Or more properly the (Alexander) Boot:
What comes naturally to most Americans is ‘the pursuit of happiness’ stipulated in their founding document – not the pursuit of beauty or, God forbid, the truth. This has produced the happiest society in the West, and also the least Western. There’s a price to pay for secularism, and in America’s case the most prominent rubric on the bill is aesthetic.
Few Americans stop to think why just about everything man-made in their country is ugly, and even when such a thought crosses their minds they do not gasp with horror. Real life isn’t about beauty.
This vehement (but not unique) rant brings the following thoughts:
- His post got a lot more glasses raised on this side of the Atlantic than one might think, and not just from the Canadians. Europhilia is more strongly rooted in the message people get here in an élite upbringing than many realise. That ethic is buttressed by a simple fact: European countries (and now the EU itself) have strong centripetal tendencies, something any élite would like to see in its own country.
- Attempts to Europeanise this country via public policy (like this one) will not take root and flourish in the way some would like to think they will.
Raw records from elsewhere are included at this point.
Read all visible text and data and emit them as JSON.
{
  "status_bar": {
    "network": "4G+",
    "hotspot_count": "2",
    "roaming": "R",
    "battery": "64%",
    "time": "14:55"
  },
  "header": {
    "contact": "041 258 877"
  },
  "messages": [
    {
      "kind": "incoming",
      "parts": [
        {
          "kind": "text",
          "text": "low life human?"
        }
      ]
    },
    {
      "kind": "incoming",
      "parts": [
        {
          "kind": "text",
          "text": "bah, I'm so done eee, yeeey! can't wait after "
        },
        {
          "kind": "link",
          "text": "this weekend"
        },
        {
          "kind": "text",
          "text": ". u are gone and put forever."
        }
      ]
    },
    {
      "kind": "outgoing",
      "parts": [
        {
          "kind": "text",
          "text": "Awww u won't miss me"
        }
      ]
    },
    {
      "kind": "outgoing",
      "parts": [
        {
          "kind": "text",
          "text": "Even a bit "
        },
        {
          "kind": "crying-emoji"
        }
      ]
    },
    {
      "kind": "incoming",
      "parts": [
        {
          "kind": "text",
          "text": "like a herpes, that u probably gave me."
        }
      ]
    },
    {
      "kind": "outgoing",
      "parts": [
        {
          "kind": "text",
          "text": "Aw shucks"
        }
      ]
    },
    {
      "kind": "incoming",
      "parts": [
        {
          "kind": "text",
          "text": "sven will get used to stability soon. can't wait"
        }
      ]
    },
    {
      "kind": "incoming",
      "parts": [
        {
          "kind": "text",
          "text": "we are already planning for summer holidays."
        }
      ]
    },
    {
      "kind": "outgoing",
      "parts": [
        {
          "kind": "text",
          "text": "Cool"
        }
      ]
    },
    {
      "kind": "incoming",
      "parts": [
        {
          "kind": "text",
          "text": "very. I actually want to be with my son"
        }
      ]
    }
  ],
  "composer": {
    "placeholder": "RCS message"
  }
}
The U.S. has been successful being itself; attempting to make it in another continent’s image and likeness runs the real risk of failure.
- Much has been made of Americans being “better travelled”, but as Boot’s illustration shows, a lot of that money was flushed down the toilet from the standpoint of “broadening”. It’s easier for people to travel physically than it is from the standpoint of learning something you didn’t know before.
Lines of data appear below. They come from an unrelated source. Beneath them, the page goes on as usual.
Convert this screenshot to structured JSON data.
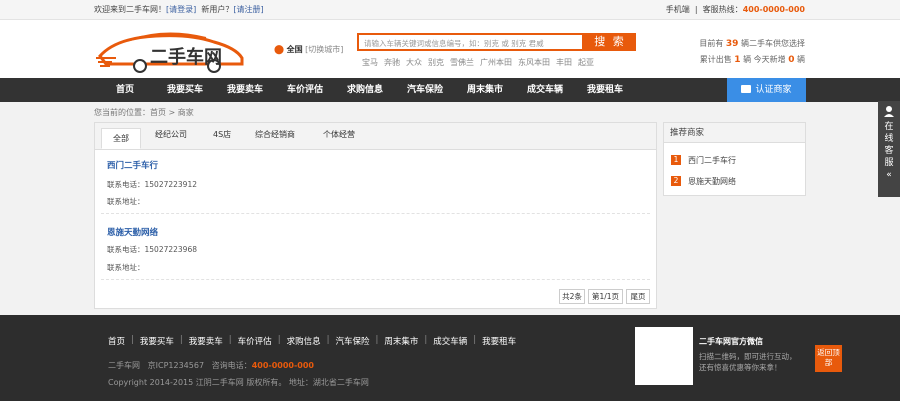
{
  "topbar": {
    "welcome": "欢迎来到二手车网！",
    "login": "[请登录]",
    "new_user": "新用户？",
    "register": "[请注册]",
    "mobile": "手机端",
    "sep": "|",
    "hotline_label": "客服热线：",
    "hotline": "400-0000-000"
  },
  "header": {
    "logo_text": "二手车网",
    "city": "全国",
    "switch_city": "[切换城市]",
    "search_placeholder": "请输入车辆关键词或信息编号，如：别克 或 别克 君威",
    "search_button": "搜 索",
    "hot_words": [
      "宝马",
      "奔驰",
      "大众",
      "别克",
      "雪佛兰",
      "广州本田",
      "东风本田",
      "丰田",
      "起亚"
    ],
    "stats": {
      "line1_pre": "目前有",
      "line1_num": "39",
      "line1_post": "辆二手车供您选择",
      "line2_pre": "累计出售",
      "line2_num": "1",
      "line2_mid": "辆 今天新增",
      "line2_num2": "0",
      "line2_post": "辆"
    }
  },
  "nav": {
    "items": [
      "首页",
      "我要买车",
      "我要卖车",
      "车价评估",
      "求购信息",
      "汽车保险",
      "周末集市",
      "成交车辆",
      "我要租车"
    ],
    "certify": "认证商家"
  },
  "breadcrumb": "您当前的位置：首页 > 商家",
  "tabs": [
    "全部",
    "经纪公司",
    "4S店",
    "综合经销商",
    "个体经营"
  ],
  "dealers": [
    {
      "name": "西门二手车行",
      "phone": "联系电话：15027223912",
      "address": "联系地址："
    },
    {
      "name": "恩施天勤网络",
      "phone": "联系电话：15027223968",
      "address": "联系地址："
    }
  ],
  "pager": {
    "total": "共2条",
    "page": "第1/1页",
    "last": "尾页"
  },
  "sidebar": {
    "title": "推荐商家",
    "items": [
      {
        "rank": "1",
        "name": "西门二手车行"
      },
      {
        "rank": "2",
        "name": "恩施天勤网络"
      }
    ]
  },
  "float_service": [
    "在",
    "线",
    "客",
    "服",
    "«"
  ],
  "footer": {
    "nav": [
      "首页",
      "我要买车",
      "我要卖车",
      "车价评估",
      "求购信息",
      "汽车保险",
      "周末集市",
      "成交车辆",
      "我要租车"
    ],
    "site": "二手车网",
    "icp": "京ICP1234567",
    "phone_label": "咨询电话：",
    "phone": "400-0000-000",
    "copyright": "Copyright 2014-2015 江阴二手车网 版权所有。  地址：湖北省二手车网",
    "wechat_title": "二手车网官方微信",
    "wechat_text": "扫描二维码，即可进行互动，还有惊喜优惠等你来拿！",
    "back_top": "返回顶部"
  },
  "colors": {
    "accent": "#e85a0c",
    "nav_bg": "#333333",
    "certify_bg": "#3a8ee6",
    "link": "#2b5ea8"
  }
}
Boot’s piece is a rather typical bit of that Canadian indoor sport, sneering at Americans. There is a technical term for articles of this type, same old crap.